In sharp contrast, Haag’s article on the missing bullet (aka the first shot fired) had serious deficiencies. Technical, evidentiary, and logical flaws in Haag’s shooting reconstruction analysis invalidate his conclusion as to how the first shot fired by Oswald missed its intended target.
The following critique is adapted from a letter sent to the editor of the AFTE Journal, which is online but behind a paywall. The letter appears in the journal’s Fall 2016 issue, along with a response from Haag.
To determine why or how Oswald’s first shot missed, Lucien C. Haag empirically tested all four reasoned possibilities that have been put forward since the 1963 assassination. The bullet might have been deflected by 1) the branches of an oak tree; 2) a traffic signal light; 3) the mast arm of the signal light; or finally, 4) the bullet simply missed and struck the asphalt pavement of Elm Street.
The idea was to establish the most logical explanation following a process of elimination. Or as Haag observed in 2013 (borrowing from Sir Arthur Conan Doyle), “The essence of good forensic science is to look at what are the competing explanations of an event. And if you can rule out that which is impossible, that which remains, however seemingly improbable, is the truth.”
Deflection by the Oak Tree
During the investigation following the assassination, Secret Service and Federal Bureau of Investigation agents thoroughly inspected the oak tree that partially obscured Oswald’s line of sight down Elm Street. They found no evidence that branches had been struck by a bullet fired from Oswald’s rifle. The Warren Report, nonetheless, still claimed complete deflection by the tree branches was a possibility.
Haag designed and conducted his own tests to determine, once and for all, if the tree branches in question had the capability to deflect a pristine 6.5mm-FMJ bullet fired from a Mannlicher-Carcano rifle. This study was sensible because notwithstanding the lack of evidence, lore about an oak tree branch deflecting the first shot had become a widely-accepted explanation in the decades since the Warren Report.

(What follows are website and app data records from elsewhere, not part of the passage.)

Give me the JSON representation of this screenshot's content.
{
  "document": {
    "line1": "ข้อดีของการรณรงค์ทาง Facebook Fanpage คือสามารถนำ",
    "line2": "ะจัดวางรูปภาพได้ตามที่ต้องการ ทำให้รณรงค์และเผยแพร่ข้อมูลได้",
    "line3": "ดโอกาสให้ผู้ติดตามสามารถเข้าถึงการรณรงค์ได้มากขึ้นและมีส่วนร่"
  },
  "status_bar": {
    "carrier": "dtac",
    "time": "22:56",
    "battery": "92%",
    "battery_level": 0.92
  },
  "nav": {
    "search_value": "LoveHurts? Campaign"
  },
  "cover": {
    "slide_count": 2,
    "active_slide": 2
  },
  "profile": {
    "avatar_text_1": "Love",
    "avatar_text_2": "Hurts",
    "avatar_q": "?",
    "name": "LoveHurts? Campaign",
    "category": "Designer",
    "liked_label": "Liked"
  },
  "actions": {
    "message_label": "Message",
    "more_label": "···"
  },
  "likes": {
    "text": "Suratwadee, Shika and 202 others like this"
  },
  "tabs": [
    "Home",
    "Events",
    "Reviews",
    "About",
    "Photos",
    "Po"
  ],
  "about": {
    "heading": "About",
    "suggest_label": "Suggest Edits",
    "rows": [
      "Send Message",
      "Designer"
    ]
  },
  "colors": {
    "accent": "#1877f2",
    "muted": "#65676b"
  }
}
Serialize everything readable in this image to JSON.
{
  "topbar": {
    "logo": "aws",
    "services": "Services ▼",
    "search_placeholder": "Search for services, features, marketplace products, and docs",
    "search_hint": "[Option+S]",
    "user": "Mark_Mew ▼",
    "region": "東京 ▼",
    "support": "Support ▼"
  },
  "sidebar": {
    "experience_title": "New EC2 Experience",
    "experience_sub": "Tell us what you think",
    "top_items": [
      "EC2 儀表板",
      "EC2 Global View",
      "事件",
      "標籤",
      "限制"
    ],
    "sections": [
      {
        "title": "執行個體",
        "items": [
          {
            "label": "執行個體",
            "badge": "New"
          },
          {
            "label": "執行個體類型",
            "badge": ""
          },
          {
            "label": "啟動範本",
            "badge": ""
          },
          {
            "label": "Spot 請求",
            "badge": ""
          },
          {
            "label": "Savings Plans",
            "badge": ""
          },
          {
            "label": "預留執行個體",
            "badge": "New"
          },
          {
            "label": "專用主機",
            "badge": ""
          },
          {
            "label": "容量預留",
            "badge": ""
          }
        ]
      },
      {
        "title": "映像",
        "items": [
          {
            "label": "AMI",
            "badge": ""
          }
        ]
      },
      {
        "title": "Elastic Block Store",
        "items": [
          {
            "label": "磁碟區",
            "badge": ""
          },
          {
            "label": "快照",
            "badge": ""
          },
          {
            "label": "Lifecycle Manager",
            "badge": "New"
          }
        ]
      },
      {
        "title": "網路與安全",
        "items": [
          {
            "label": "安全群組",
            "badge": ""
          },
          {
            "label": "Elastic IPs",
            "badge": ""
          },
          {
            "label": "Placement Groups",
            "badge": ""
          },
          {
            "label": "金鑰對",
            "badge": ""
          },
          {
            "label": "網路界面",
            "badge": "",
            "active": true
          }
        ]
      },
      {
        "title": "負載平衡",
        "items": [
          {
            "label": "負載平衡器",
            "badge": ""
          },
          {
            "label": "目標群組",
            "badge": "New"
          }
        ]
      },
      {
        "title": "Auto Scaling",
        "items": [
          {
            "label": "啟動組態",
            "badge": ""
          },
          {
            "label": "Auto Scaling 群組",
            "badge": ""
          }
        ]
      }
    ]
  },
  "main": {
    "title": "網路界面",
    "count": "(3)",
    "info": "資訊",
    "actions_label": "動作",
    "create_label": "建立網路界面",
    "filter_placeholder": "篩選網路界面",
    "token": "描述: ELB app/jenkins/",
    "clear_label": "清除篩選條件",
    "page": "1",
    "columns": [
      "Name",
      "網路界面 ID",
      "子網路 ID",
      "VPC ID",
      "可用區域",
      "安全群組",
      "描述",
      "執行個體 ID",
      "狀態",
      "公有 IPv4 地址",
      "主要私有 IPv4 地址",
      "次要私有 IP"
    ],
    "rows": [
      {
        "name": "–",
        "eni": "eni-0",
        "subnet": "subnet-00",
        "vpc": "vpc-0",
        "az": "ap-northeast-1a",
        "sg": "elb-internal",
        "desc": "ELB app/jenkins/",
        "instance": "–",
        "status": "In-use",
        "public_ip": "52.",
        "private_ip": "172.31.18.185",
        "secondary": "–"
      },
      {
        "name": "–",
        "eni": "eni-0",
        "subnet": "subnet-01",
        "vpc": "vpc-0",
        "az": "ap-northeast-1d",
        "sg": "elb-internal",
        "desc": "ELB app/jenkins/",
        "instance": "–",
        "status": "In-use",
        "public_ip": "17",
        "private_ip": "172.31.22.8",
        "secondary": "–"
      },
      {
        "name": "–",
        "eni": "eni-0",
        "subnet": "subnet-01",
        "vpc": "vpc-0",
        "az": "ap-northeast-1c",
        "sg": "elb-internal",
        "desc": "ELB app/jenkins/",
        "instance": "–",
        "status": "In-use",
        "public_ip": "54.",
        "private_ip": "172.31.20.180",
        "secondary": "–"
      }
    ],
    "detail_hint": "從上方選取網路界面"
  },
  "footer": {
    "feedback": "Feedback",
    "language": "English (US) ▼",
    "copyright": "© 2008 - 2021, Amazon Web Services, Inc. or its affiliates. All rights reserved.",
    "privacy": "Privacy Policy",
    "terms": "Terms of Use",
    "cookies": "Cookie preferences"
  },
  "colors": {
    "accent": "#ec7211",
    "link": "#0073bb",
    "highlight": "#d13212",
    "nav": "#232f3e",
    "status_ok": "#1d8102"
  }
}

Haag’s testing approach here was well planned, and first reported during a PBS-NOVA documentary, “Cold Case JFK,” which aired in November 2013. The results revealed that bullet deflections by oak tree branches, such as those that were in Oswald’s line of sight, are minimal, although the impact is sufficient to destabilize a jacketed bullet. This was not a surprise finding given the high kinetic energy of a projectile fired from a Mannlicher-Carcano and the low impact resistance of a tree branch. A bullet fired through the branches of the oak tree on 22 November 1963 would have either struck passengers in the presidential limousine, and/or the limousine itself, or terminated in the Elm Street asphalt.